Undergraduate Physics Labs
Lab Start Dates
PHYS 101: January 28
PHYS 102: January 29
PHYS 150: January 19
PHYS 151: January 22
PHYS 151 Case Study: January 25
PHYS 171: January 26
PHYS 050: January 25
PHYS 051: February 3
PHYS 250: January 26
Check the Lab Schedule for more details.
Students will work in small groups of about 3 students and complete an experiment during each lab meeting. There will be 10 labs total. Procedures for each lab can be accessed via your Lab Schedule or in the Experiments section. Please obey the following guidelines for each lab:
- Leave the lab exactly how you found it! Other sections use the same rooms and equipment. Be considerate to students and lab staff by taking care of the equipment.
- Report all problems/breakages immediately! Don't try to fix something yourself. You may not repair it correctly, which may result in taking data using broken or uncalibrated equipment.
- Come to the lab prepared! Read the Lab Procedure ahead of time and complete the pre-lab exercises. Bring a scientific calculator and a notebook to each lab.
- A lab writeup for each group is due at the end of the lab session. It should be submitted electronically to your TA.
Labs are taken pass-fail. Students must complete each lab in order to pass the course. Absence from a lab without permission could lead to an F or incomplete in the course. The following grading scheme will be used for each lab:
Excellent (E), Passing (P), Needs Improvement (NI), Fail (F)
If two NI grades are received, the third NI will turn into F. Successful completion of the lab ALSO includes handing in a pre-lab exercise for EACH lab. The above grades will be based on the following aspects each lab writeup.
- Presentation (3 points)
The report should be clear, organized and readable. Consult the Graphing Guide for guidelines on making graphs.
- Questions (4 points)
Correct answers to the questions listed in the lab procedure will receive full credit.
- Results and Conclusions (3 points)
Must include a summary of the data, graphs (clearly labelled) and conclusions. Should also include a comparison of actual results with expected results and a discussion of sources of error with numerical estimates

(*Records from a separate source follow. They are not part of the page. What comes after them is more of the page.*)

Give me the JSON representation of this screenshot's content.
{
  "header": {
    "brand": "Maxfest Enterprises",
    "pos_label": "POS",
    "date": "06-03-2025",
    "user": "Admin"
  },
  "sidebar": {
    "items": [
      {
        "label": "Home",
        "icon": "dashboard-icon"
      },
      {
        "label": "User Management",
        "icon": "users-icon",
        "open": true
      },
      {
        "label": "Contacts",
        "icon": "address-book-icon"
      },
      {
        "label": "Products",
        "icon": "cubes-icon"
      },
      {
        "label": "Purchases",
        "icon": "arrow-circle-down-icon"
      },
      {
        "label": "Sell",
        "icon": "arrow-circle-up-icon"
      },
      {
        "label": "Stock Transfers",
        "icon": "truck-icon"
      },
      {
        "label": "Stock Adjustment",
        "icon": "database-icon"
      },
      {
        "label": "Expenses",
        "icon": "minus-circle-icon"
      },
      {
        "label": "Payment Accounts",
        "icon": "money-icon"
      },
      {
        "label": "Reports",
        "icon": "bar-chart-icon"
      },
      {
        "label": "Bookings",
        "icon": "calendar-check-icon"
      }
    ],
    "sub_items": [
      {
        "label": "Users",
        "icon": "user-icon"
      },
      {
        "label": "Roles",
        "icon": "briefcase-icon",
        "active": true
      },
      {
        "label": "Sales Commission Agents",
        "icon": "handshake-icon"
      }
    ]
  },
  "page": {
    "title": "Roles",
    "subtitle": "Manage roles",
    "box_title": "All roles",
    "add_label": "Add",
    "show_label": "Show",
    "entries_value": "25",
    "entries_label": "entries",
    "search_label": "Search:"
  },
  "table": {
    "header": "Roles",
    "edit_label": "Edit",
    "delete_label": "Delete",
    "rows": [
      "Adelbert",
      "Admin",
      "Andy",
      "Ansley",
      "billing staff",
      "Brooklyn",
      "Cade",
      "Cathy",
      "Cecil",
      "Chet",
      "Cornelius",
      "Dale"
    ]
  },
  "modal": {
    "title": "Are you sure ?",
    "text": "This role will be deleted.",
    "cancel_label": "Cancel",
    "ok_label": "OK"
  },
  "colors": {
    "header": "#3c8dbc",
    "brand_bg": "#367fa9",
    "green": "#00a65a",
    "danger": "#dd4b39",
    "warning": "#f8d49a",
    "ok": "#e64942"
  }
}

Note: Points will NOT be deducted because of "bad data" (i.e. results that deviate from an expected data due to experimental error) as long as you provided a thorough examination of your error in the "Discussion, Sources of Error and Conclusions" section.
9-10 points = Excellent
7-8 points = Passing
6 = Needs Improvement
5 or lower= Failing
July 8, 2016 - 1:00 pm
Room 2C4, DRL
October 12, 2016 - 4:00 pm
Rolf Heuer (CERN) Hosted by Joe Kroll
David Rittenhouse Laboratory, A8